*** Opening of Material for the task ***

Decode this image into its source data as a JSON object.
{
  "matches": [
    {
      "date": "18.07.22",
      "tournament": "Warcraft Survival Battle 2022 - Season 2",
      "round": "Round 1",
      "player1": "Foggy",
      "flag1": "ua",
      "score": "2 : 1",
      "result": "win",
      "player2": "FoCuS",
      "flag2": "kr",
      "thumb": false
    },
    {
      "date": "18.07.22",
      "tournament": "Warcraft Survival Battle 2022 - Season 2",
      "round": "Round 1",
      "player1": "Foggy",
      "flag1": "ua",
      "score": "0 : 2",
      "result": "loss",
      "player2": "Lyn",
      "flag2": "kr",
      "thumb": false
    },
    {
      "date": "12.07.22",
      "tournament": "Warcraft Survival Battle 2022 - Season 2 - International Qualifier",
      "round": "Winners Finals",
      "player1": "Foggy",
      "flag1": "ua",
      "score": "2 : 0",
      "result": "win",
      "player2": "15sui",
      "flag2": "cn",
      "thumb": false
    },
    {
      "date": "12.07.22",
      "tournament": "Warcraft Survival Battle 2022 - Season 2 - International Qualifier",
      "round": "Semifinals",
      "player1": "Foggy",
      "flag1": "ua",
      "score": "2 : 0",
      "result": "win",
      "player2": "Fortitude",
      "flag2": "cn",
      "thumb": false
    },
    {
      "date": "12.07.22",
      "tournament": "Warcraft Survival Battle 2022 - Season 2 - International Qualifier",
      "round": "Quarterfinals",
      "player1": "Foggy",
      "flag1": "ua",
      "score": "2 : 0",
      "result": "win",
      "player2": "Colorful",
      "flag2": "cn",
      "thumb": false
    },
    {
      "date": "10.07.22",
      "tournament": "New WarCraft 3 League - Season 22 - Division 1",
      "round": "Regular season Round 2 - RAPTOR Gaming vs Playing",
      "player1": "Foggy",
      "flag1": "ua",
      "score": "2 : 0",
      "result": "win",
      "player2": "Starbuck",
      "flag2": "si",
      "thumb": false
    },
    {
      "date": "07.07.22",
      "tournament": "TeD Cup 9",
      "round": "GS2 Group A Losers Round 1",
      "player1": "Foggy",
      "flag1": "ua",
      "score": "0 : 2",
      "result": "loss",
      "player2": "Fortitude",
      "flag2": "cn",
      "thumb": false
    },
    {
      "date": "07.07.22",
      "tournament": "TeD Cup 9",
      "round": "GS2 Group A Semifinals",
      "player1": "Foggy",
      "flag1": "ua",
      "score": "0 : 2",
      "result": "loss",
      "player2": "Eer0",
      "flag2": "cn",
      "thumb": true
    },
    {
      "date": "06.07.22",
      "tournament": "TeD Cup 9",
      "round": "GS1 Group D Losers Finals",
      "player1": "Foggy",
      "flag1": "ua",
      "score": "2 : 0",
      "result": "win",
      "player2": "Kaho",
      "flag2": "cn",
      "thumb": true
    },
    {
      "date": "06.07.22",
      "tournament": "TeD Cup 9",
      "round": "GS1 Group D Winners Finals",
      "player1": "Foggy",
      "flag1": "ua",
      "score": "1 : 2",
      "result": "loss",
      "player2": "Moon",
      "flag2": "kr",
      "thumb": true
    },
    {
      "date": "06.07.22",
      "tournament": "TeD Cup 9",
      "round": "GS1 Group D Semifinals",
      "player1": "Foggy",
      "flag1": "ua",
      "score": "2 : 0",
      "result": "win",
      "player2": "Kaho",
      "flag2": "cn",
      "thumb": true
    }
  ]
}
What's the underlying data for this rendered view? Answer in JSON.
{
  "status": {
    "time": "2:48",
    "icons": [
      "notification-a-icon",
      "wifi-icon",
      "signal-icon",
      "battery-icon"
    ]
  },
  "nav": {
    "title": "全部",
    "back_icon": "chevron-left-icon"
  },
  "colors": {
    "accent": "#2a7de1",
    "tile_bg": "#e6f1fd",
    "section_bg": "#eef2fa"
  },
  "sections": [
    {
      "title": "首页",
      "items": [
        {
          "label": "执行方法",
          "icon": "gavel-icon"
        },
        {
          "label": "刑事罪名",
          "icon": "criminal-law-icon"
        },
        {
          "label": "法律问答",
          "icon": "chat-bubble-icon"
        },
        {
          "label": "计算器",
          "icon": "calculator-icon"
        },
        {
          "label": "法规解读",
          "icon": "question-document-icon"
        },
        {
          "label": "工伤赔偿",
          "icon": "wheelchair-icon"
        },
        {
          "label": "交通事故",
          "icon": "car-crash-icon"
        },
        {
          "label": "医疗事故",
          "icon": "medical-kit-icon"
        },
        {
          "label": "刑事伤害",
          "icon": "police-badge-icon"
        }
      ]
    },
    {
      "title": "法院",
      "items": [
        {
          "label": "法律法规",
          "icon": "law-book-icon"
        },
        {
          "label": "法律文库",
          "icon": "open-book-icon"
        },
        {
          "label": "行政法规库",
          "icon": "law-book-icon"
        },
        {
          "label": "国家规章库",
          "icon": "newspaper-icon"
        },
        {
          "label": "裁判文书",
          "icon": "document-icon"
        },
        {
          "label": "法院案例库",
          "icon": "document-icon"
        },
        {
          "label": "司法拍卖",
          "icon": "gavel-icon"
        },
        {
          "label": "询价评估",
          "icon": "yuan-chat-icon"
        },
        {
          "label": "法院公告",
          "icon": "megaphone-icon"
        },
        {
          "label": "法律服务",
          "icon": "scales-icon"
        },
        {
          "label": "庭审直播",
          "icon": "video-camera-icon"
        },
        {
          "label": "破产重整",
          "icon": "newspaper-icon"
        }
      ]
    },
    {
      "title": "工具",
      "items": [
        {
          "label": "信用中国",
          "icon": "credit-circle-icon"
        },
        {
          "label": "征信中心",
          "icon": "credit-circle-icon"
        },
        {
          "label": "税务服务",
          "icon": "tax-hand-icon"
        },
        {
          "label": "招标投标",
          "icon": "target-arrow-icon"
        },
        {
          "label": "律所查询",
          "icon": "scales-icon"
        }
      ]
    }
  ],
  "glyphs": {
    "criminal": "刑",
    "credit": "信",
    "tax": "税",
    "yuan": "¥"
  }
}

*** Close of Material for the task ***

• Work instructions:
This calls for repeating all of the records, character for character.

• Response area:
Decode this image into its source data as a JSON object.
{
  "matches": [
    {
      "date": "18.07.22",
      "tournament": "Warcraft Survival Battle 2022 - Season 2",
      "round": "Round 1",
      "player1": "Foggy",
      "flag1": "ua",
      "score": "2 : 1",
      "result": "win",
      "player2": "FoCuS",
      "flag2": "kr",
      "thumb": false
    },
    {
      "date": "18.07.22",
      "tournament": "Warcraft Survival Battle 2022 - Season 2",
      "round": "Round 1",
      "player1": "Foggy",
      "flag1": "ua",
      "score": "0 : 2",
      "result": "loss",
      "player2": "Lyn",
      "flag2": "kr",
      "thumb": false
    },
    {
      "date": "12.07.22",
      "tournament": "Warcraft Survival Battle 2022 - Season 2 - International Qualifier",
      "round": "Winners Finals",
      "player1": "Foggy",
      "flag1": "ua",
      "score": "2 : 0",
      "result": "win",
      "player2": "15sui",
      "flag2": "cn",
      "thumb": false
    },
    {
      "date": "12.07.22",
      "tournament": "Warcraft Survival Battle 2022 - Season 2 - International Qualifier",
      "round": "Semifinals",
      "player1": "Foggy",
      "flag1": "ua",
      "score": "2 : 0",
      "result": "win",
      "player2": "Fortitude",
      "flag2": "cn",
      "thumb": false
    },
    {
      "date": "12.07.22",
      "tournament": "Warcraft Survival Battle 2022 - Season 2 - International Qualifier",
      "round": "Quarterfinals",
      "player1": "Foggy",
      "flag1": "ua",
      "score": "2 : 0",
      "result": "win",
      "player2": "Colorful",
      "flag2": "cn",
      "thumb": false
    },
    {
      "date": "10.07.22",
      "tournament": "New WarCraft 3 League - Season 22 - Division 1",
      "round": "Regular season Round 2 - RAPTOR Gaming vs Playing",
      "player1": "Foggy",
      "flag1": "ua",
      "score": "2 : 0",
      "result": "win",
      "player2": "Starbuck",
      "flag2": "si",
      "thumb": false
    },
    {
      "date": "07.07.22",
      "tournament": "TeD Cup 9",
      "round": "GS2 Group A Losers Round 1",
      "player1": "Foggy",
      "flag1": "ua",
      "score": "0 : 2",
      "result": "loss",
      "player2": "Fortitude",
      "flag2": "cn",
      "thumb": false
    },
    {
      "date": "07.07.22",
      "tournament": "TeD Cup 9",
      "round": "GS2 Group A Semifinals",
      "player1": "Foggy",
      "flag1": "ua",
      "score": "0 : 2",
      "result": "loss",
      "player2": "Eer0",
      "flag2": "cn",
      "thumb": true
    },
    {
      "date": "06.07.22",
      "tournament": "TeD Cup 9",
      "round": "GS1 Group D Losers Finals",
      "player1": "Foggy",
      "flag1": "ua",
      "score": "2 : 0",
      "result": "win",
      "player2": "Kaho",
      "flag2": "cn",
      "thumb": true
    },
    {
      "date": "06.07.22",
      "tournament": "TeD Cup 9",
      "round": "GS1 Group D Winners Finals",
      "player1": "Foggy",
      "flag1": "ua",
      "score": "1 : 2",
      "result": "loss",
      "player2": "Moon",
      "flag2": "kr",
      "thumb": true
    },
    {
      "date": "06.07.22",
      "tournament": "TeD Cup 9",
      "round": "GS1 Group D Semifinals",
      "player1": "Foggy",
      "flag1": "ua",
      "score": "2 : 0",
      "result": "win",
      "player2": "Kaho",
      "flag2": "cn",
      "thumb": true
    }
  ]
}
What's the underlying data for this rendered view? Answer in JSON.
{
  "status": {
    "time": "2:48",
    "icons": [
      "notification-a-icon",
      "wifi-icon",
      "signal-icon",
      "battery-icon"
    ]
  },
  "nav": {
    "title": "全部",
    "back_icon": "chevron-left-icon"
  },
  "colors": {
    "accent": "#2a7de1",
    "tile_bg": "#e6f1fd",
    "section_bg": "#eef2fa"
  },
  "sections": [
    {
      "title": "首页",
      "items": [
        {
          "label": "执行方法",
          "icon": "gavel-icon"
        },
        {
          "label": "刑事罪名",
          "icon": "criminal-law-icon"
        },
        {
          "label": "法律问答",
          "icon": "chat-bubble-icon"
        },
        {
          "label": "计算器",
          "icon": "calculator-icon"
        },
        {
          "label": "法规解读",
          "icon": "question-document-icon"
        },
        {
          "label": "工伤赔偿",
          "icon": "wheelchair-icon"
        },
        {
          "label": "交通事故",
          "icon": "car-crash-icon"
        },
        {
          "label": "医疗事故",
          "icon": "medical-kit-icon"
        },
        {
          "label": "刑事伤害",
          "icon": "police-badge-icon"
        }
      ]
    },
    {
      "title": "法院",
      "items": [
        {
          "label": "法律法规",
          "icon": "law-book-icon"
        },
        {
          "label": "法律文库",
          "icon": "open-book-icon"
        },
        {
          "label": "行政法规库",
          "icon": "law-book-icon"
        },
        {
          "label": "国家规章库",
          "icon": "newspaper-icon"
        },
        {
          "label": "裁判文书",
          "icon": "document-icon"
        },
        {
          "label": "法院案例库",
          "icon": "document-icon"
        },
        {
          "label": "司法拍卖",
          "icon": "gavel-icon"
        },
        {
          "label": "询价评估",
          "icon": "yuan-chat-icon"
        },
        {
          "label": "法院公告",
          "icon": "megaphone-icon"
        },
        {
          "label": "法律服务",
          "icon": "scales-icon"
        },
        {
          "label": "庭审直播",
          "icon": "video-camera-icon"
        },
        {
          "label": "破产重整",
          "icon": "newspaper-icon"
        }
      ]
    },
    {
      "title": "工具",
      "items": [
        {
          "label": "信用中国",
          "icon": "credit-circle-icon"
        },
        {
          "label": "征信中心",
          "icon": "credit-circle-icon"
        },
        {
          "label": "税务服务",
          "icon": "tax-hand-icon"
        },
        {
          "label": "招标投标",
          "icon": "target-arrow-icon"
        },
        {
          "label": "律所查询",
          "icon": "scales-icon"
        }
      ]
    }
  ],
  "glyphs": {
    "criminal": "刑",
    "credit": "信",
    "tax": "税",
    "yuan": "¥"
  }
}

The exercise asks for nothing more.